Blake W. Jones, John D. Willson, Paul DeVita, and Ryan D. Wedge
Chronic exposure to high tibiofemoral joint (TFJ) contact forces can be detrimental to knee joint health. Load carriage increases TFJ contact forces, but it is unclear whether medial and lateral tibiofemoral compartments respond similarly to incremental load carriage. The purpose of our study was to compare TFJ contact forces when walking with 15% and 30% added body weight. Young healthy adults (n = 24) walked for 5 minutes with no load, 15% load, and 30% load on an instrumented treadmill. Total, medial, and lateral TFJ contact peak forces and impulses were calculated via an inverse dynamics informed musculoskeletal model. Results of 1-way repeated measures analyses of variance (α = .05) demonstrated total, medial, and lateral TFJ first peak contact forces and impulses increased significantly with increasing load. Orthogonal polynomial trends demonstrated that the 30% loading condition led to a curvilinear increase in total and lateral TFJ impulses, whereas medial first peak TFJ contact forces and impulses responded linearly to increasing load. The total and lateral compartment impulse increased disproportionally with load carriage, while the medial did not. The medial and lateral compartments responded differently to increasing load during walking, warranting further investigation because it may relate to risk of osteoarthritis.
The Influence of Multiple Pregnancies on Gait Asymmetry: A Case Study
Aude S. Lefranc, Glenn K. Klute, and Richard R. Neptune
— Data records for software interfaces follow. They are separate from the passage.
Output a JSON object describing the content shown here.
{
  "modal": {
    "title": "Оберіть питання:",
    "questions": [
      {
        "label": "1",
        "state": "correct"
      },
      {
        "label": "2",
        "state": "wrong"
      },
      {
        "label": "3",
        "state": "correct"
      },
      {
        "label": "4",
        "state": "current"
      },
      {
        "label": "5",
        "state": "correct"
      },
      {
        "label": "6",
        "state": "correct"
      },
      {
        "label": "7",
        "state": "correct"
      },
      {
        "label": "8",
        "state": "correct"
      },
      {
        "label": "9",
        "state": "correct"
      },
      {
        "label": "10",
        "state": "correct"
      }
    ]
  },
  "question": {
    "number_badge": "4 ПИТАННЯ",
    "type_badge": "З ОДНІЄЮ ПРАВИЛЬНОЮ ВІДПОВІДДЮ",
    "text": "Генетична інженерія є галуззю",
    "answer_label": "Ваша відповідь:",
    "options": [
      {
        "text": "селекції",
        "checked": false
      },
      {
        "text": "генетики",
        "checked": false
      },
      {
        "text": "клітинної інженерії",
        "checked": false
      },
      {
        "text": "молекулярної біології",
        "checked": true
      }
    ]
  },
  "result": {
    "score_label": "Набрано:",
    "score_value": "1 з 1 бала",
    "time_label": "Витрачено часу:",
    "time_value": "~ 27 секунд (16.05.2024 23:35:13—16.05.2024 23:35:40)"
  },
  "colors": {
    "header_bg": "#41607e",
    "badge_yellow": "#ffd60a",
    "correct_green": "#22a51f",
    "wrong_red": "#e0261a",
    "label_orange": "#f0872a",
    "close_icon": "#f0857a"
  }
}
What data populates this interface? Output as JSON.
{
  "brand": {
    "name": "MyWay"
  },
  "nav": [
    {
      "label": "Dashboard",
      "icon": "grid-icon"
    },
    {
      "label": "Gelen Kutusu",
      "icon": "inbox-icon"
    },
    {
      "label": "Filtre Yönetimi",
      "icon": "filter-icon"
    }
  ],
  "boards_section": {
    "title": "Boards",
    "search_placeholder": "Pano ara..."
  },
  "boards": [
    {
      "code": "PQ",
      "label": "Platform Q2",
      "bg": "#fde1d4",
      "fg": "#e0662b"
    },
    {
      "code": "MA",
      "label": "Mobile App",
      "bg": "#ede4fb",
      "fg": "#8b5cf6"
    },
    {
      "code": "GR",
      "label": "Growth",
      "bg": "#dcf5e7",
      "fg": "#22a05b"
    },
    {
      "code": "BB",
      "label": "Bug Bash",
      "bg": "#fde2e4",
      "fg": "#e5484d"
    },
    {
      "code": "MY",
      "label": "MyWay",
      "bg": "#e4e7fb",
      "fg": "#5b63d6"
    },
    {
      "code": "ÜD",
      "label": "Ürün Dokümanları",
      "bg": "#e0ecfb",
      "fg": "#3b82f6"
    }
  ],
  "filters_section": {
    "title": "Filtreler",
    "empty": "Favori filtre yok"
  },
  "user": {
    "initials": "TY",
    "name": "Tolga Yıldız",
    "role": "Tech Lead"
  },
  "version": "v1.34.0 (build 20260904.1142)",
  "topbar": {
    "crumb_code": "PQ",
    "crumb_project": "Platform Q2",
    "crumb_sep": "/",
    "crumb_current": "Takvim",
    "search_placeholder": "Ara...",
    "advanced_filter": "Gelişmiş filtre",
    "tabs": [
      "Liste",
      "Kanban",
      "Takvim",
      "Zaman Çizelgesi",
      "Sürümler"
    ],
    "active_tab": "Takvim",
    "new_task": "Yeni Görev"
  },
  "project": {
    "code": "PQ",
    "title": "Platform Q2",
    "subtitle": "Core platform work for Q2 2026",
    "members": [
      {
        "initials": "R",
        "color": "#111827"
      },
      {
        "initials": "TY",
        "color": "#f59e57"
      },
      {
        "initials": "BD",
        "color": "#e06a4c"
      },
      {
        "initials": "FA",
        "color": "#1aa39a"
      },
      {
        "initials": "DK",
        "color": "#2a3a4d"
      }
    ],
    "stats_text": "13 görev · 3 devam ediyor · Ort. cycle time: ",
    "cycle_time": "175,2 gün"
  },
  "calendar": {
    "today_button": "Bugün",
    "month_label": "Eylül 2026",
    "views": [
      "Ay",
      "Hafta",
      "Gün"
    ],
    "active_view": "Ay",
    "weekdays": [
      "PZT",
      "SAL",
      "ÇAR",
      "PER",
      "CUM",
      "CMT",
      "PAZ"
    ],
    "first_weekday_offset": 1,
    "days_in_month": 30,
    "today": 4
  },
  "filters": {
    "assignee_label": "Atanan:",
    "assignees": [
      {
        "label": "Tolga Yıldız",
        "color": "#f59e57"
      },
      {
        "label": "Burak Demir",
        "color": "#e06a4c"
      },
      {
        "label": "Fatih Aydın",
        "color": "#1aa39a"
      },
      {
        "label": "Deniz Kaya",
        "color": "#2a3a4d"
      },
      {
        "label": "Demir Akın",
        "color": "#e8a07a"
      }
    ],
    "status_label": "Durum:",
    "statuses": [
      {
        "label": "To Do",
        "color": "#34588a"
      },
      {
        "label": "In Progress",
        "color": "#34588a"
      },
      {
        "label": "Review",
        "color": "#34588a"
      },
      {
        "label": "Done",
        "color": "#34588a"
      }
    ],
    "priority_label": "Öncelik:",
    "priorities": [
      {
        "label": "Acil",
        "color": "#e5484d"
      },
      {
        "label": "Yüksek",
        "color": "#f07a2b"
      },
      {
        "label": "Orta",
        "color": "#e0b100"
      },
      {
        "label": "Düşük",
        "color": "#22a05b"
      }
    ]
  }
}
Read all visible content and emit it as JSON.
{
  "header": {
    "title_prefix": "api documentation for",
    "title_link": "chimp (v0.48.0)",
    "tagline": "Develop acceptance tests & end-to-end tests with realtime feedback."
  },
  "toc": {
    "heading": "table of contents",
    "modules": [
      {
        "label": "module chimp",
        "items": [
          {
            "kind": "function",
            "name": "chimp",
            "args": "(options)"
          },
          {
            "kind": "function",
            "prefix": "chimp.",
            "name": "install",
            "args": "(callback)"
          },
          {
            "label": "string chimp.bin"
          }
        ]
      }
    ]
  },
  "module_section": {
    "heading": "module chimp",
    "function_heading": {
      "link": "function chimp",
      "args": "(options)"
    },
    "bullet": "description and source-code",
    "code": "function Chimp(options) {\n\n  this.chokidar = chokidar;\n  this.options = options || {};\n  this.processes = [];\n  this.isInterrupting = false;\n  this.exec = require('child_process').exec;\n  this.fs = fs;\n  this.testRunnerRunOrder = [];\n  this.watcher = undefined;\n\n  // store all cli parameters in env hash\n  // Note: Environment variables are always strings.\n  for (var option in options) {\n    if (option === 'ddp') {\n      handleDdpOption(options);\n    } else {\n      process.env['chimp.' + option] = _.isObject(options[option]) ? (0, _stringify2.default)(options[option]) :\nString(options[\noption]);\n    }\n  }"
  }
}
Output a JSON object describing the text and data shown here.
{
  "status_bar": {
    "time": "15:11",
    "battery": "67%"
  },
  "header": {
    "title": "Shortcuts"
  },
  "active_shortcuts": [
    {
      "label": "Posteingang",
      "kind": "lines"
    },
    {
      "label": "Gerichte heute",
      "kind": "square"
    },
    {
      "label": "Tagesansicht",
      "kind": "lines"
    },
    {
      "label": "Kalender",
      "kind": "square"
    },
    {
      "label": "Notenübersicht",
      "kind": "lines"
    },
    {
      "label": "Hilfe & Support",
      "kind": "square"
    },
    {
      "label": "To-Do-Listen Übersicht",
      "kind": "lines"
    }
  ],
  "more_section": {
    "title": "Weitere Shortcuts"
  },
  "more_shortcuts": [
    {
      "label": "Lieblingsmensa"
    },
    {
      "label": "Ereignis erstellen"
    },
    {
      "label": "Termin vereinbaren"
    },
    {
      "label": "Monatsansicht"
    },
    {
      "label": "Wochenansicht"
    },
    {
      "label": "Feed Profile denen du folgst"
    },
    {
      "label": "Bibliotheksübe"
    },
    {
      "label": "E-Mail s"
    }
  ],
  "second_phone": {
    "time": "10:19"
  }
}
Gait asymmetry is a predictor of fall risk and may contribute to increased falls during pregnancy. Previous work indicates that pregnant women experience asymmetric joint laxity and pelvic tilt during standing and asymmetric joint moments and angles during walking. How these changes translate to other measures of gait asymmetry remains unclear. Thus, the purpose of this case study was to determine the relationships between pregnancy progression, subsequent pregnancies, and gait asymmetry. Walking data were collected from an individual during 2 consecutive pregnancies during the second and third trimesters and 6 months postpartum of her first pregnancy and the first, second, and third trimesters and 6 months postpartum of her second pregnancy. Existing asymmetries in step length, anterior–posterior (AP) impulses, AP peak ground reaction forces, lateral impulses, and joint work systematically increased as her pregnancy progressed. These changes in asymmetry may be attributed to pelvic asymmetry, leading to asymmetric hip flexor and extensor length, or due to asymmetric plantar flexor strength, as suggested by her ankle work asymmetry. Relative to her first pregnancy, she had greater asymmetry in step length, step width, braking AP impulse, propulsive AP impulse, and peak braking AP ground reaction force during her second pregnancy, which may have resulted from increased joint laxity.